# Given entries:
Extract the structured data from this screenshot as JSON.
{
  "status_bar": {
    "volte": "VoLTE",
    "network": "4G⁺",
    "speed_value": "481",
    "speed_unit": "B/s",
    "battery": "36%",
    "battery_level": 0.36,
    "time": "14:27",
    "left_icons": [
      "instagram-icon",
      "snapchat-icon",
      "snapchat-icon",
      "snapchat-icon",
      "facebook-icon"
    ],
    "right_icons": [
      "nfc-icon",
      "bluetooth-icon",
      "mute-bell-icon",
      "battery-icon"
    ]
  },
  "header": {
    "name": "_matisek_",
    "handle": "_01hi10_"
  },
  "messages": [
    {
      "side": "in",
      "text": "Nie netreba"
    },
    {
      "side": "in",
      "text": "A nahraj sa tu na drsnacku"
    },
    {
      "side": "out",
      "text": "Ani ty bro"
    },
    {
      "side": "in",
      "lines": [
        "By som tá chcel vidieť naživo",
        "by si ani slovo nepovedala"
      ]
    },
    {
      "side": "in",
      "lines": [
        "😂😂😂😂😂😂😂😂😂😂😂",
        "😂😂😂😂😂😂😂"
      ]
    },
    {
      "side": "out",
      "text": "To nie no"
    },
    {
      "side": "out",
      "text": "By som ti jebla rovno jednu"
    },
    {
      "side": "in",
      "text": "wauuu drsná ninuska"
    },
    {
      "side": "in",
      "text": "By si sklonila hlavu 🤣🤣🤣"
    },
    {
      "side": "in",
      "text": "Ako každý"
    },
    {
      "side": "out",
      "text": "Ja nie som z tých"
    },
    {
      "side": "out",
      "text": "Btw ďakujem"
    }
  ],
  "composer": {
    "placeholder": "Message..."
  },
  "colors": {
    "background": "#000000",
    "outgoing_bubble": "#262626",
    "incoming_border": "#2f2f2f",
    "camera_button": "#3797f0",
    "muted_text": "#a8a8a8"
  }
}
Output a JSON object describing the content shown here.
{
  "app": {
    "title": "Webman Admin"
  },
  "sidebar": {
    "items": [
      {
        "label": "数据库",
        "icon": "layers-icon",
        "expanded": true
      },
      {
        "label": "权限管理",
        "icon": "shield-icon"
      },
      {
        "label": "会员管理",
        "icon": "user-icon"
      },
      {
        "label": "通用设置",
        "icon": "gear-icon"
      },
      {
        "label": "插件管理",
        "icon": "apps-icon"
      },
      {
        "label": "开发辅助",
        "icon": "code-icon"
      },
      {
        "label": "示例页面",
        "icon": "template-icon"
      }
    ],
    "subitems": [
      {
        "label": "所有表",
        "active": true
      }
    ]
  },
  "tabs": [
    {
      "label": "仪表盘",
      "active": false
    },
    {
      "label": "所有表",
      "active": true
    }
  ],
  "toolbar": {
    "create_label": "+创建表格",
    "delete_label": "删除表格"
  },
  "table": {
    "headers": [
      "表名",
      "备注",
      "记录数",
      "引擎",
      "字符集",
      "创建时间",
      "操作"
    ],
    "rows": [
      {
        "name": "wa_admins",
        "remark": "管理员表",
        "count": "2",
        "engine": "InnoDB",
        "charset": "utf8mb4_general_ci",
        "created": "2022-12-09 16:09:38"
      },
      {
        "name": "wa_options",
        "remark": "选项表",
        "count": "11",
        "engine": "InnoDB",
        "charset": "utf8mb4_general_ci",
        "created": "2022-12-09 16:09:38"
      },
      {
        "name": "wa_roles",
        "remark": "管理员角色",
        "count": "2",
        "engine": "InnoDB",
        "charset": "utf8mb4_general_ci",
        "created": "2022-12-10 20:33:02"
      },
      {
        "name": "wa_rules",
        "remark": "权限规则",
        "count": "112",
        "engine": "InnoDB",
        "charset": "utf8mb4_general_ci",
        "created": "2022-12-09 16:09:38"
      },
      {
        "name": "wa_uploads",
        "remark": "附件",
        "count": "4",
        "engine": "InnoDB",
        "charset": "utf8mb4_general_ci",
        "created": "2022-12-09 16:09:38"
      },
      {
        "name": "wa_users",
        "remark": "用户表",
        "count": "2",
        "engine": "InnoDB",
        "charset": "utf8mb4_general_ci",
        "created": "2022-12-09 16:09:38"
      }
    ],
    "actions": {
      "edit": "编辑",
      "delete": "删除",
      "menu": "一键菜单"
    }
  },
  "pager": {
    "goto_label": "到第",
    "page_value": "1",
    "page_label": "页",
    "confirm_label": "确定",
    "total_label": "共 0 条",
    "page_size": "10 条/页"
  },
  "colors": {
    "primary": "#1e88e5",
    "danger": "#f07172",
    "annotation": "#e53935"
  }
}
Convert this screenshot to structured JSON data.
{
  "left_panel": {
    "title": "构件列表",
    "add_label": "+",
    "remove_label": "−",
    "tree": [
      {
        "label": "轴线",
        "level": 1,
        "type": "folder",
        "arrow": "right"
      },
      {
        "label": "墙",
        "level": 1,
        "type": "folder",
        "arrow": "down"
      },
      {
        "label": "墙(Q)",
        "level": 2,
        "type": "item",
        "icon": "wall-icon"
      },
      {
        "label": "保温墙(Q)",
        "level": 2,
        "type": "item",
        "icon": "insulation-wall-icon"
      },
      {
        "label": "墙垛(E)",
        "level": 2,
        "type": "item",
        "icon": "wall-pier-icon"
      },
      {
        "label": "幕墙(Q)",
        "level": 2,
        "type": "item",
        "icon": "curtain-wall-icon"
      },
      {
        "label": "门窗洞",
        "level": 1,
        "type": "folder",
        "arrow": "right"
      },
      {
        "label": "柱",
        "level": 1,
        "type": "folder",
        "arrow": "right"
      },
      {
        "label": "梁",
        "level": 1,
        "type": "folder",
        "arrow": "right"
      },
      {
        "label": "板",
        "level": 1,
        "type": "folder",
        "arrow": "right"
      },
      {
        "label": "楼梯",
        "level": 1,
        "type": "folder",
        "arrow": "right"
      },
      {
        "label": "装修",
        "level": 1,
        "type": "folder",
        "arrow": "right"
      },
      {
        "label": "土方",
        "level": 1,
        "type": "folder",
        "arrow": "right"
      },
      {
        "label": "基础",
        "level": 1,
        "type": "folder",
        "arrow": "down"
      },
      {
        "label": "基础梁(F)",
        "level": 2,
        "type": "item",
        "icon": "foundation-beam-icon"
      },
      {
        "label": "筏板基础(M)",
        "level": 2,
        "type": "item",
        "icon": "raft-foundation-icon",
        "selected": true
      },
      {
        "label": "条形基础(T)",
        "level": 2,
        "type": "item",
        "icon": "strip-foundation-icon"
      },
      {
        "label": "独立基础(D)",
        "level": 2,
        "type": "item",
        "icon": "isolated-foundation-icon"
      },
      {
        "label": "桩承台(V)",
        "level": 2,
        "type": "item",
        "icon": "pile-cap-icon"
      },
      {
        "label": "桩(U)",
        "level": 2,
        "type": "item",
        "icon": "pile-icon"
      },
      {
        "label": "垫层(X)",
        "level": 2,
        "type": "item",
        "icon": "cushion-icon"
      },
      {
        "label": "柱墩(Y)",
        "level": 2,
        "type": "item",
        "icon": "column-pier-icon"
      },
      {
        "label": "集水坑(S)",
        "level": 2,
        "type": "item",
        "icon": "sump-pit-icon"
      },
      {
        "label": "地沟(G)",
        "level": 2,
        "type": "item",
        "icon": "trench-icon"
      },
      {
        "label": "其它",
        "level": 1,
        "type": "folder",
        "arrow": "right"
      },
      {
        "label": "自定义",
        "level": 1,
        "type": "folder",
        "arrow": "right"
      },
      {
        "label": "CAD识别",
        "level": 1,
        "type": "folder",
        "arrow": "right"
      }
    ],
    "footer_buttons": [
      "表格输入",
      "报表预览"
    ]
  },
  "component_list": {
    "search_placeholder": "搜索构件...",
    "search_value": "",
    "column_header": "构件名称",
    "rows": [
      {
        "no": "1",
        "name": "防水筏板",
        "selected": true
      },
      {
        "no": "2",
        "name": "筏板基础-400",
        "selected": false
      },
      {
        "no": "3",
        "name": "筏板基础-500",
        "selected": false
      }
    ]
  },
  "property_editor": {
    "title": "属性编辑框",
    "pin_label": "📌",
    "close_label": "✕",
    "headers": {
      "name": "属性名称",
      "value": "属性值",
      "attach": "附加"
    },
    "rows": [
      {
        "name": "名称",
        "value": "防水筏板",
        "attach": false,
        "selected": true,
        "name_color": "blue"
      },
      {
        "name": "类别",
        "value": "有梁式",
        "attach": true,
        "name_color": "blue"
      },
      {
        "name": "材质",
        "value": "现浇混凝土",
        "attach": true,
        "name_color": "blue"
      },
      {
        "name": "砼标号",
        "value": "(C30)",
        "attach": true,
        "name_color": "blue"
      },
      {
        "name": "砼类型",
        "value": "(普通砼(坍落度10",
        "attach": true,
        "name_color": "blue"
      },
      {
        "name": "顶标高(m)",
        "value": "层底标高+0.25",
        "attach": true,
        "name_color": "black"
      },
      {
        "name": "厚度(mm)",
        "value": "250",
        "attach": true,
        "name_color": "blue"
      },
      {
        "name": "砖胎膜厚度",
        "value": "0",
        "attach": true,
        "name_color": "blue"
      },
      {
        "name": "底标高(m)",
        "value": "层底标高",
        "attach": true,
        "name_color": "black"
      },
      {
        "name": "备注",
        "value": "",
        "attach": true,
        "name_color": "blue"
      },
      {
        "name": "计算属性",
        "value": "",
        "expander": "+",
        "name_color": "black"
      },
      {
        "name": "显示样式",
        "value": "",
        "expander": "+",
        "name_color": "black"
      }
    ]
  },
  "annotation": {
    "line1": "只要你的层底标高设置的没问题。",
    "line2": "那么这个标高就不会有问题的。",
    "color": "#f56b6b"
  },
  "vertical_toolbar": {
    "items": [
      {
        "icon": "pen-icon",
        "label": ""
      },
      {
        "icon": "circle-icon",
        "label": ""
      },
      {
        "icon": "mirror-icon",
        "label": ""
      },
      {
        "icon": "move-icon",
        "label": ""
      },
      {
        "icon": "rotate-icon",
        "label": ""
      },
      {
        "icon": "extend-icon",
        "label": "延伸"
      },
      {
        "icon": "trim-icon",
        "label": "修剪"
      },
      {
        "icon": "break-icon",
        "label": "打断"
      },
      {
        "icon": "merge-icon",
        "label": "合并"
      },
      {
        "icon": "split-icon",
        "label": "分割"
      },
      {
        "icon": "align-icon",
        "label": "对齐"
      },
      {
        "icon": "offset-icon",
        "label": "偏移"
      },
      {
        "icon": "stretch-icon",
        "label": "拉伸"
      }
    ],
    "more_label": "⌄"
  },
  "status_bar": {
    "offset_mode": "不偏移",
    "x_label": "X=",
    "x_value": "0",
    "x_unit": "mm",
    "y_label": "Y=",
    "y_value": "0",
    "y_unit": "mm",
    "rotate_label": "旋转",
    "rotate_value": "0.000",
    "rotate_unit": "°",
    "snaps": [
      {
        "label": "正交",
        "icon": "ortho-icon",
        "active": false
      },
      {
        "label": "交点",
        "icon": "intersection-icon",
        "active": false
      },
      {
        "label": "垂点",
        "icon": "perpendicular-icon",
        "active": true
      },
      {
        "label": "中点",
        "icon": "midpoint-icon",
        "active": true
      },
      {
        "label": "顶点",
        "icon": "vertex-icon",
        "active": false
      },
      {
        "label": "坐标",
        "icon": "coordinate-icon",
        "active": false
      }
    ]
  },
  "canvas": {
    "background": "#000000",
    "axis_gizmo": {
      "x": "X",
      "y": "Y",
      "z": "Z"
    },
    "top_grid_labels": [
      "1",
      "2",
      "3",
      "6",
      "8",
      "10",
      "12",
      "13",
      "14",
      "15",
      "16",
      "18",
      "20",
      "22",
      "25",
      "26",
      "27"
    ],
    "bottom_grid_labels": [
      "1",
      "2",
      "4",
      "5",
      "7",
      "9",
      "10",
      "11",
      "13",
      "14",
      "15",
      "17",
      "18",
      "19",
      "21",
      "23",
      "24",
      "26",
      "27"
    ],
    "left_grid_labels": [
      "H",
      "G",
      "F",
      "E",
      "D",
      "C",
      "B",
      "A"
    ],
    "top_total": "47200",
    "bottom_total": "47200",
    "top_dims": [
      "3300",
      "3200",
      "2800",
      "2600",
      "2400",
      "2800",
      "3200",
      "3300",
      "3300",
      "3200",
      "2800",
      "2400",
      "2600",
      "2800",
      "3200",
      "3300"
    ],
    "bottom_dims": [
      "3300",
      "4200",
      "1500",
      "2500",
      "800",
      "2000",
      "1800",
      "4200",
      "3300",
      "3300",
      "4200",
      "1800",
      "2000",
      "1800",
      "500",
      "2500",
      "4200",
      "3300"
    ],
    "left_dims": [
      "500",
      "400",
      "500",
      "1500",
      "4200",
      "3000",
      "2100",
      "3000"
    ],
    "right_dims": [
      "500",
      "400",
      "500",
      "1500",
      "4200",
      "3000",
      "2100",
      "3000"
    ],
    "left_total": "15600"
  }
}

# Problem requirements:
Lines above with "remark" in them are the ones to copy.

# Solution for this task:
        "remark": "管理员表",
        "remark": "选项表",
        "remark": "管理员角色",
        "remark": "权限规则",
        "remark": "附件",
        "remark": "用户表",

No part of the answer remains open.